> Activity
With the pictures excluded, output only the lines from the one containing "Output a JSON" through the last line of the entries, unchanged.

Component data from apps and pages
++++++

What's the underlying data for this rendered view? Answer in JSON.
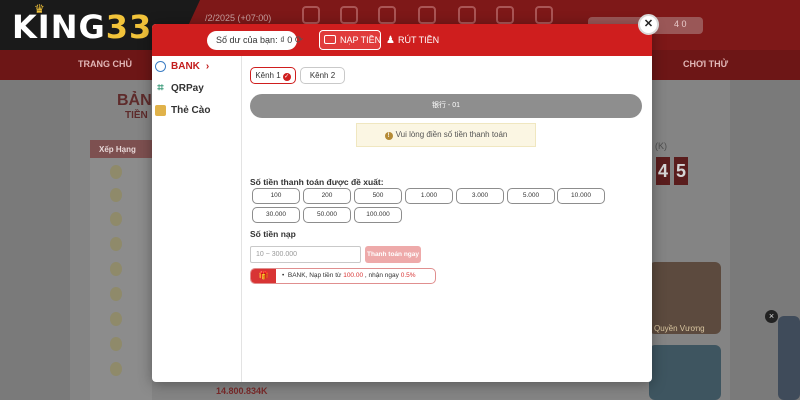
{
  "brand": {
    "logo_text_letters": "KING",
    "logo_text_number": "33"
  },
  "background": {
    "date_text": "/2/2025 (+07:00)",
    "login_hint": "4 0",
    "nav": [
      "TRANG CHỦ",
      "CHƠI THỬ"
    ],
    "heading": "BẢN",
    "subheading": "TIỀN",
    "rank_header": "Xếp Hạng",
    "jackpot_label": "(K)",
    "jackpot_digits": [
      "4",
      "5"
    ],
    "game_caption": "Quyền Vương",
    "amount_text": "14.800.834K"
  },
  "modal": {
    "balance_label": "Số dư của bạn:",
    "balance_value": "₫ 0",
    "tabs": {
      "deposit": "NẠP TIỀN",
      "withdraw": "RÚT TIỀN"
    },
    "methods": [
      {
        "label": "BANK",
        "icon": "bank-icon",
        "active": true
      },
      {
        "label": "QRPay",
        "icon": "qr-icon",
        "active": false
      },
      {
        "label": "Thẻ Cào",
        "icon": "card-icon",
        "active": false
      }
    ],
    "channels": [
      {
        "label": "Kênh 1",
        "active": true
      },
      {
        "label": "Kênh 2",
        "active": false
      }
    ],
    "bank_bar_text": "银行 - 01",
    "notice": "Vui lòng điền số tiền thanh toán",
    "suggest_label": "Số tiền thanh toán được đề xuất:",
    "suggested_amounts": [
      "100",
      "200",
      "500",
      "1.000",
      "3.000",
      "5.000",
      "10.000",
      "30.000",
      "50.000",
      "100.000"
    ],
    "amount_label": "Số tiền nạp",
    "amount_placeholder": "10 ~ 300.000",
    "amount_value": "",
    "pay_button": "Thanh toán ngay",
    "promo": {
      "prefix": "BANK,  Nạp tiền từ",
      "min": "100.00",
      "middle": ",  nhận ngay",
      "rate": "0.5%"
    }
  },
  "colors": {
    "accent": "#cf1e1e",
    "bank_bar": "#8e8e8e",
    "notice_bg": "#fbf6e3"
  }
}
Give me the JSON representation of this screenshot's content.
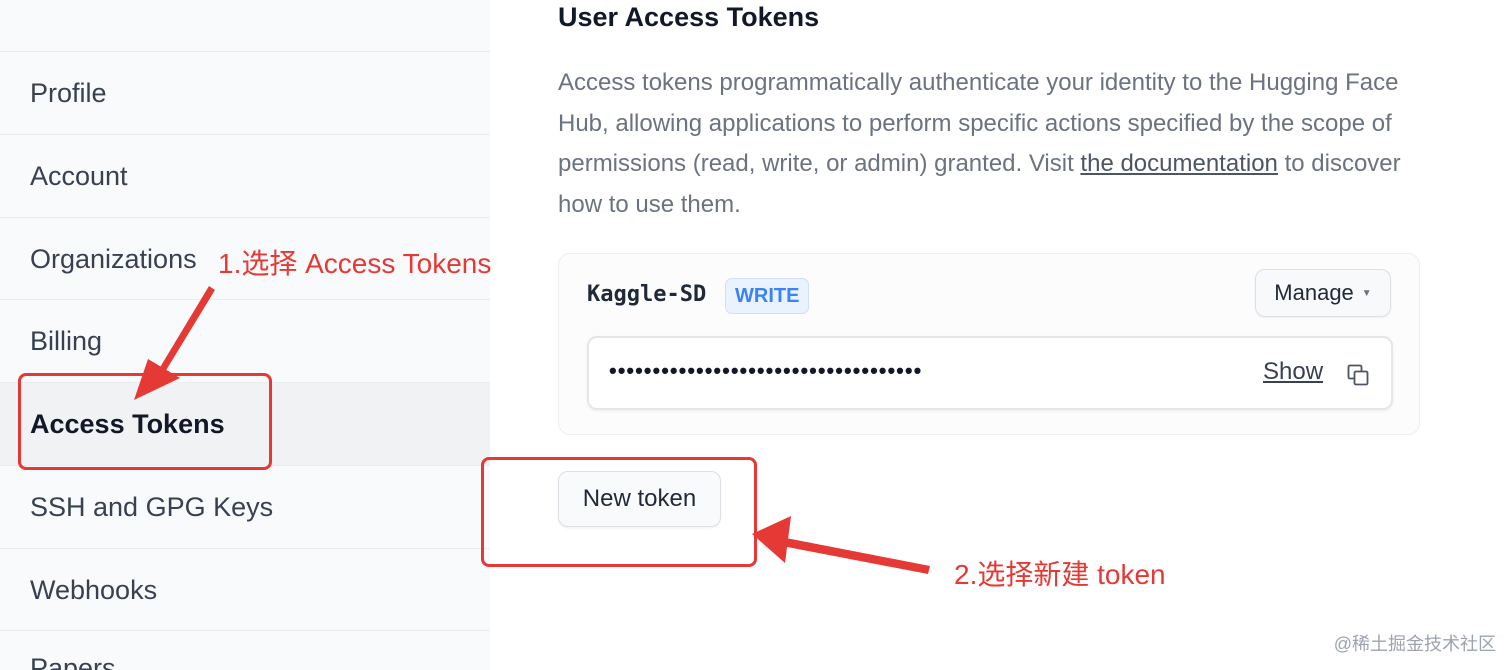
{
  "sidebar": {
    "items": [
      {
        "label": "Profile"
      },
      {
        "label": "Account"
      },
      {
        "label": "Organizations"
      },
      {
        "label": "Billing"
      },
      {
        "label": "Access Tokens",
        "active": true
      },
      {
        "label": "SSH and GPG Keys"
      },
      {
        "label": "Webhooks"
      },
      {
        "label": "Papers"
      }
    ]
  },
  "main": {
    "title": "User Access Tokens",
    "description": {
      "text_before": "Access tokens programmatically authenticate your identity to the Hugging Face Hub, allowing applications to perform specific actions specified by the scope of permissions (read, write, or admin) granted. Visit ",
      "link": "the documentation",
      "text_after": " to discover how to use them."
    },
    "token": {
      "name": "Kaggle-SD",
      "role": "WRITE",
      "manage_label": "Manage",
      "secret_masked": "••••••••••••••••••••••••••••••••••••",
      "show_label": "Show"
    },
    "new_token_label": "New token"
  },
  "annotations": {
    "step1": "1.选择 Access Tokens",
    "step2": "2.选择新建 token",
    "color": "#e53935"
  },
  "watermark": "@稀土掘金技术社区",
  "icons": {
    "copy": "copy-icon",
    "manage_caret": "caret-down-icon"
  }
}
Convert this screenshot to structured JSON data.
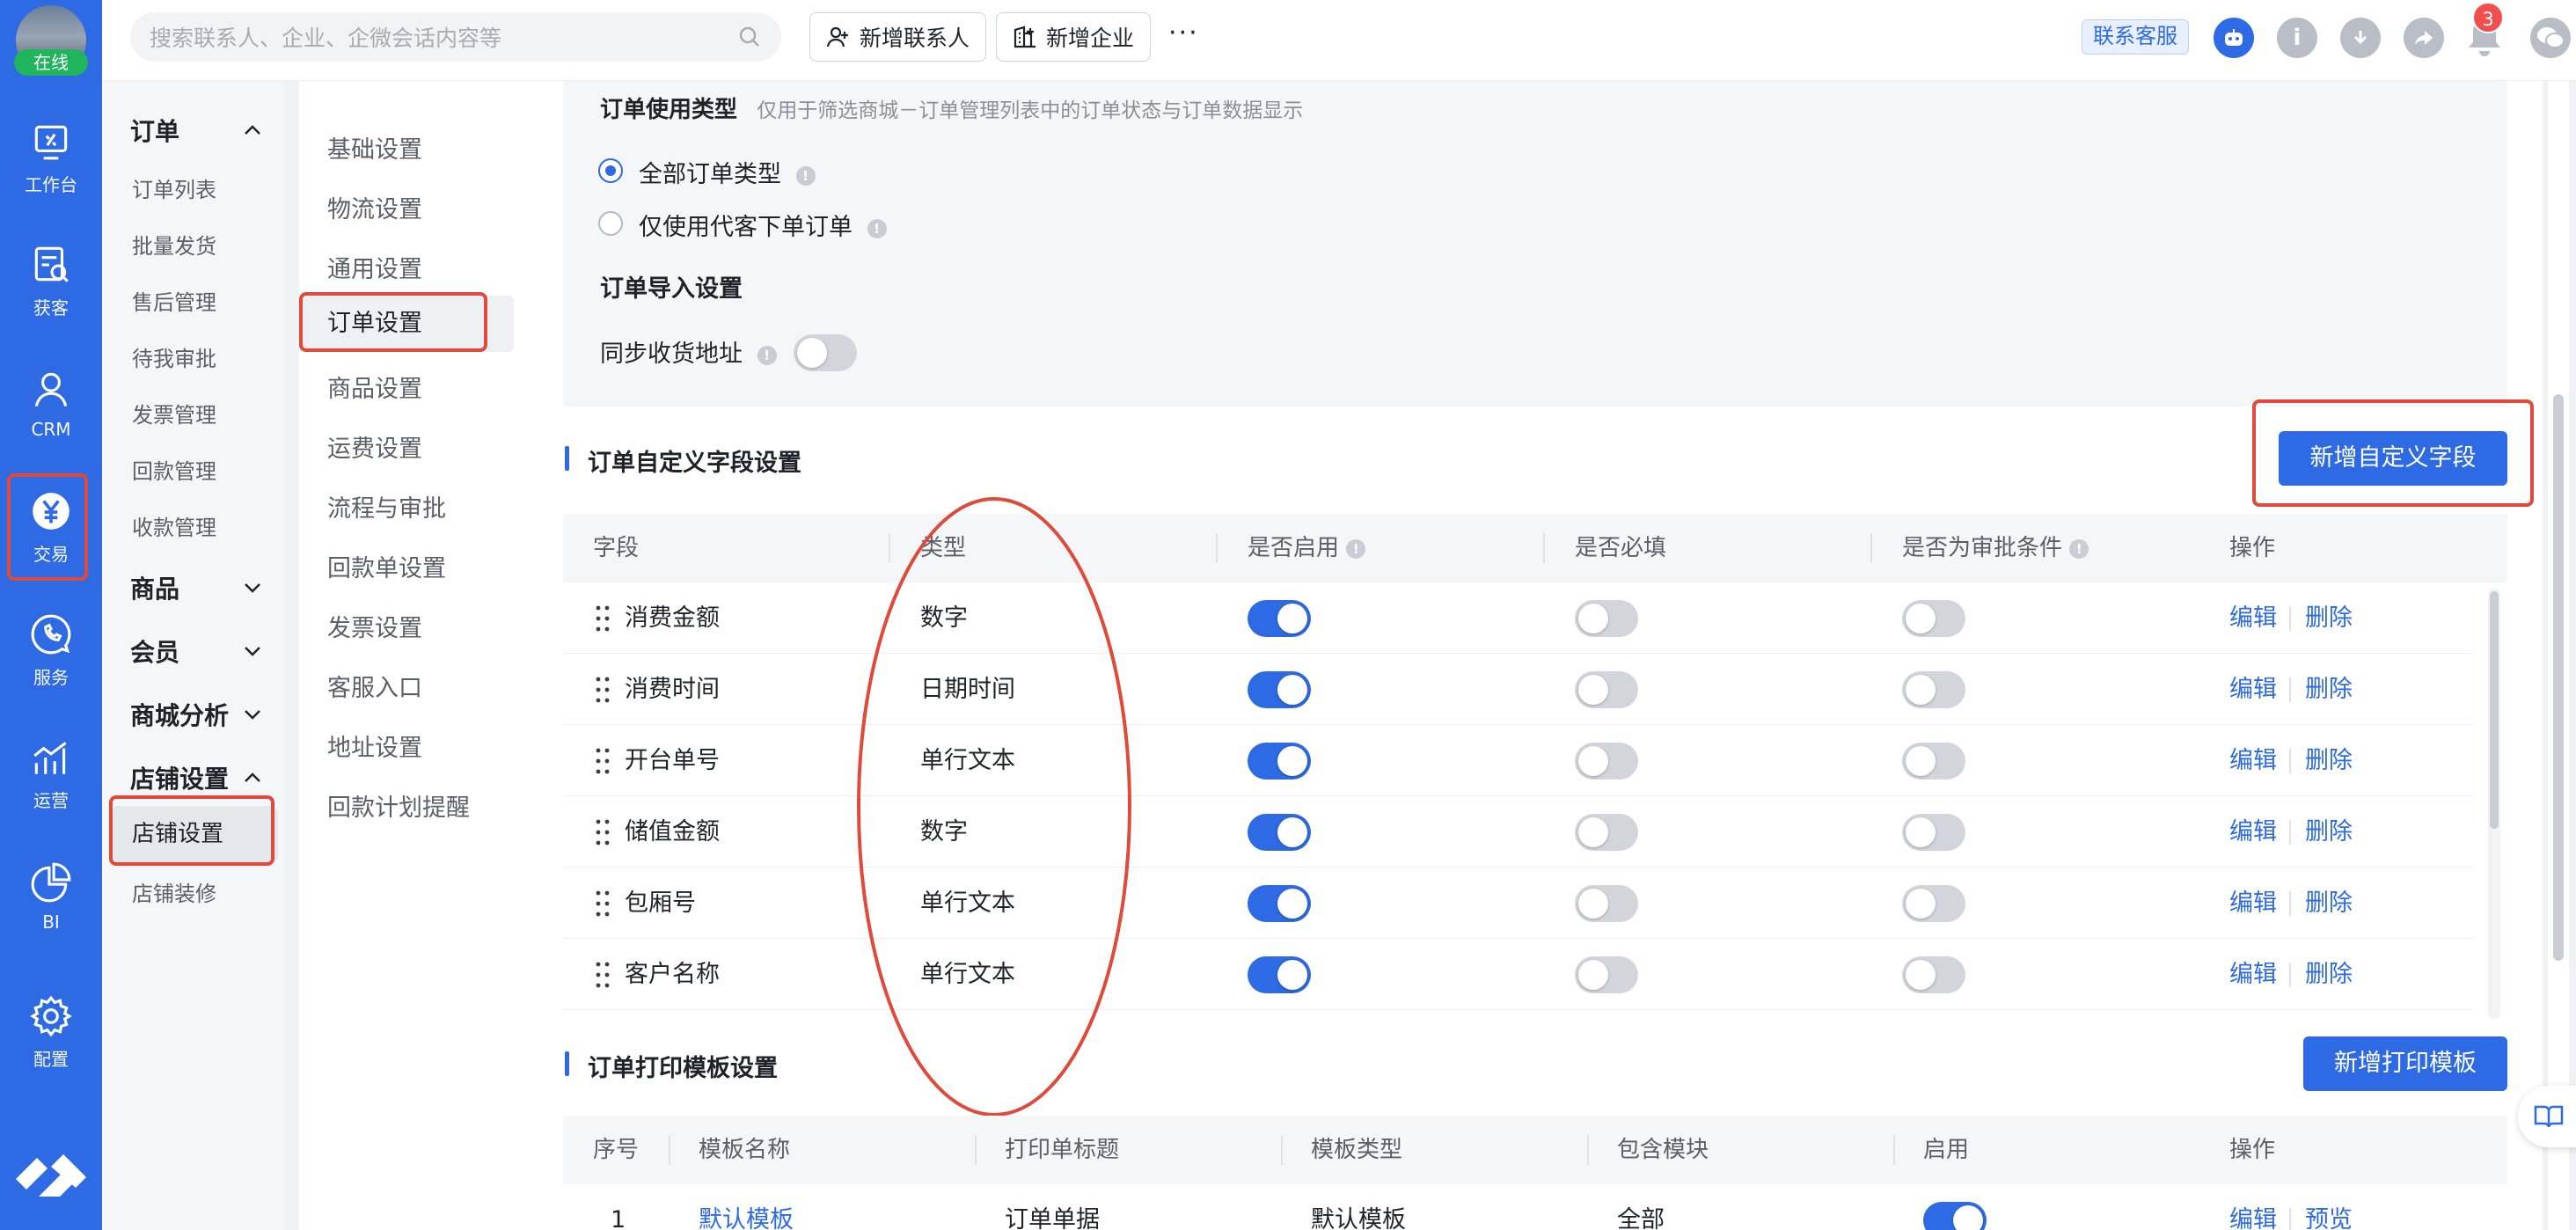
{
  "user": {
    "status": "在线"
  },
  "rail": [
    {
      "label": "工作台",
      "icon": "workbench-icon"
    },
    {
      "label": "获客",
      "icon": "acquire-icon"
    },
    {
      "label": "CRM",
      "icon": "person-icon"
    },
    {
      "label": "交易",
      "icon": "yuan-icon"
    },
    {
      "label": "服务",
      "icon": "phone-chat-icon"
    },
    {
      "label": "运营",
      "icon": "chart-bars-icon"
    },
    {
      "label": "BI",
      "icon": "pie-icon"
    },
    {
      "label": "配置",
      "icon": "gear-icon"
    }
  ],
  "topbar": {
    "search_placeholder": "搜索联系人、企业、企微会话内容等",
    "new_contact": "新增联系人",
    "new_company": "新增企业",
    "more": "···",
    "support": "联系客服",
    "notify_count": "3"
  },
  "nav2": {
    "order_group": "订单",
    "order_items": [
      "订单列表",
      "批量发货",
      "售后管理",
      "待我审批",
      "发票管理",
      "回款管理",
      "收款管理"
    ],
    "goods_group": "商品",
    "member_group": "会员",
    "mall_group": "商城分析",
    "shop_group": "店铺设置",
    "shop_items": [
      "店铺设置",
      "店铺装修"
    ]
  },
  "nav3": [
    "基础设置",
    "物流设置",
    "通用设置",
    "订单设置",
    "商品设置",
    "运费设置",
    "流程与审批",
    "回款单设置",
    "发票设置",
    "客服入口",
    "地址设置",
    "回款计划提醒"
  ],
  "order_type": {
    "title": "订单使用类型",
    "hint": "仅用于筛选商城－订单管理列表中的订单状态与订单数据显示",
    "option_all": "全部订单类型",
    "option_proxy": "仅使用代客下单订单"
  },
  "order_import": {
    "title": "订单导入设置",
    "sync_label": "同步收货地址"
  },
  "custom_fields": {
    "title": "订单自定义字段设置",
    "add_button": "新增自定义字段",
    "headers": {
      "field": "字段",
      "type": "类型",
      "enabled": "是否启用",
      "required": "是否必填",
      "approval": "是否为审批条件",
      "ops": "操作"
    },
    "edit": "编辑",
    "delete": "删除",
    "rows": [
      {
        "name": "消费金额",
        "type": "数字"
      },
      {
        "name": "消费时间",
        "type": "日期时间"
      },
      {
        "name": "开台单号",
        "type": "单行文本"
      },
      {
        "name": "储值金额",
        "type": "数字"
      },
      {
        "name": "包厢号",
        "type": "单行文本"
      },
      {
        "name": "客户名称",
        "type": "单行文本"
      }
    ]
  },
  "print_templates": {
    "title": "订单打印模板设置",
    "add_button": "新增打印模板",
    "headers": {
      "no": "序号",
      "name": "模板名称",
      "print_title": "打印单标题",
      "tpl_type": "模板类型",
      "modules": "包含模块",
      "enabled": "启用",
      "ops": "操作"
    },
    "row": {
      "no": "1",
      "name": "默认模板",
      "print_title": "订单单据",
      "tpl_type": "默认模板",
      "modules": "全部",
      "edit": "编辑",
      "preview": "预览"
    }
  },
  "colors": {
    "primary": "#2d6ae3",
    "annotation": "#e04a3a",
    "online": "#20b45d"
  }
}
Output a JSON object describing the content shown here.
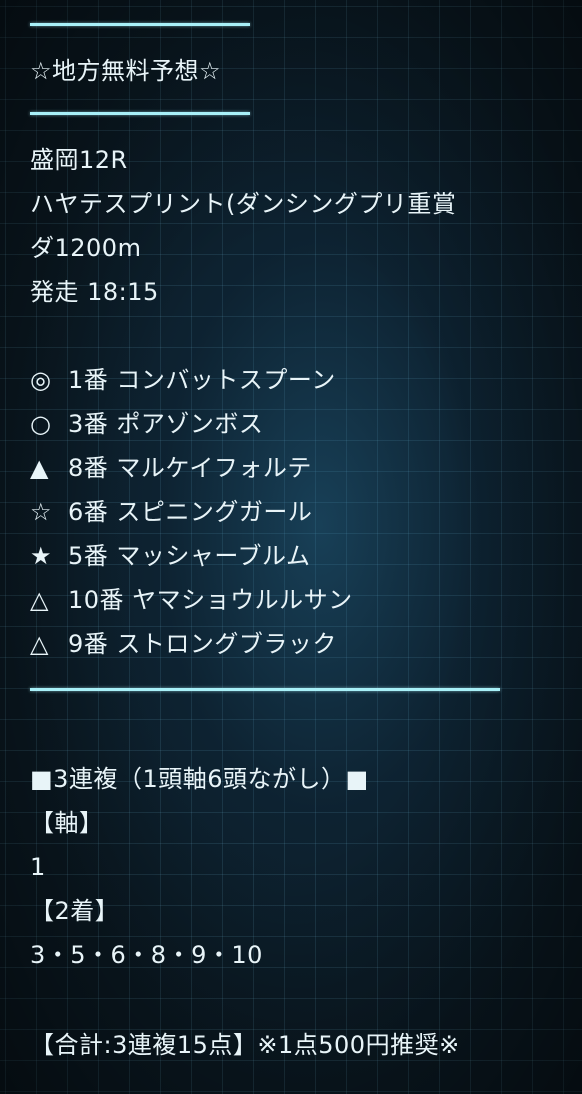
{
  "header": {
    "title": "☆地方無料予想☆"
  },
  "race": {
    "venue_race": "盛岡12R",
    "name": "ハヤテスプリント(ダンシングプリ重賞",
    "course": "ダ1200m",
    "start": "発走 18:15"
  },
  "picks": [
    {
      "mark": "◎",
      "text": "1番 コンバットスプーン"
    },
    {
      "mark": "○",
      "text": "3番 ポアゾンボス"
    },
    {
      "mark": "▲",
      "text": "8番 マルケイフォルテ"
    },
    {
      "mark": "☆",
      "text": "6番 スピニングガール"
    },
    {
      "mark": "★",
      "text": "5番 マッシャーブルム"
    },
    {
      "mark": "△",
      "text": "10番 ヤマショウルルサン"
    },
    {
      "mark": "△",
      "text": "9番 ストロングブラック"
    }
  ],
  "betting": {
    "type_heading": "■3連複（1頭軸6頭ながし）■",
    "axis_label": "【軸】",
    "axis_value": "1",
    "second_label": "【2着】",
    "second_value": "3・5・6・8・9・10",
    "total": "【合計:3連複15点】※1点500円推奨※"
  },
  "colors": {
    "rule": "#a8f0f8",
    "text": "#e8f4f8",
    "background": "#0b1a24"
  }
}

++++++

> Result for this exercise
Output a JSON object describing the content shown here.
{
  "header": {
    "title": "☆地方無料予想☆"
  },
  "race": {
    "venue_race": "盛岡12R",
    "name": "ハヤテスプリント(ダンシングプリ重賞",
    "course": "ダ1200m",
    "start": "発走 18:15"
  },
  "picks": [
    {
      "mark": "◎",
      "text": "1番 コンバットスプーン"
    },
    {
      "mark": "○",
      "text": "3番 ポアゾンボス"
    },
    {
      "mark": "▲",
      "text": "8番 マルケイフォルテ"
    },
    {
      "mark": "☆",
      "text": "6番 スピニングガール"
    },
    {
      "mark": "★",
      "text": "5番 マッシャーブルム"
    },
    {
      "mark": "△",
      "text": "10番 ヤマショウルルサン"
    },
    {
      "mark": "△",
      "text": "9番 ストロングブラック"
    }
  ],
  "betting": {
    "type_heading": "■3連複（1頭軸6頭ながし）■",
    "axis_label": "【軸】",
    "axis_value": "1",
    "second_label": "【2着】",
    "second_value": "3・5・6・8・9・10",
    "total": "【合計:3連複15点】※1点500円推奨※"
  },
  "colors": {
    "rule": "#a8f0f8",
    "text": "#e8f4f8",
    "background": "#0b1a24"
  }
}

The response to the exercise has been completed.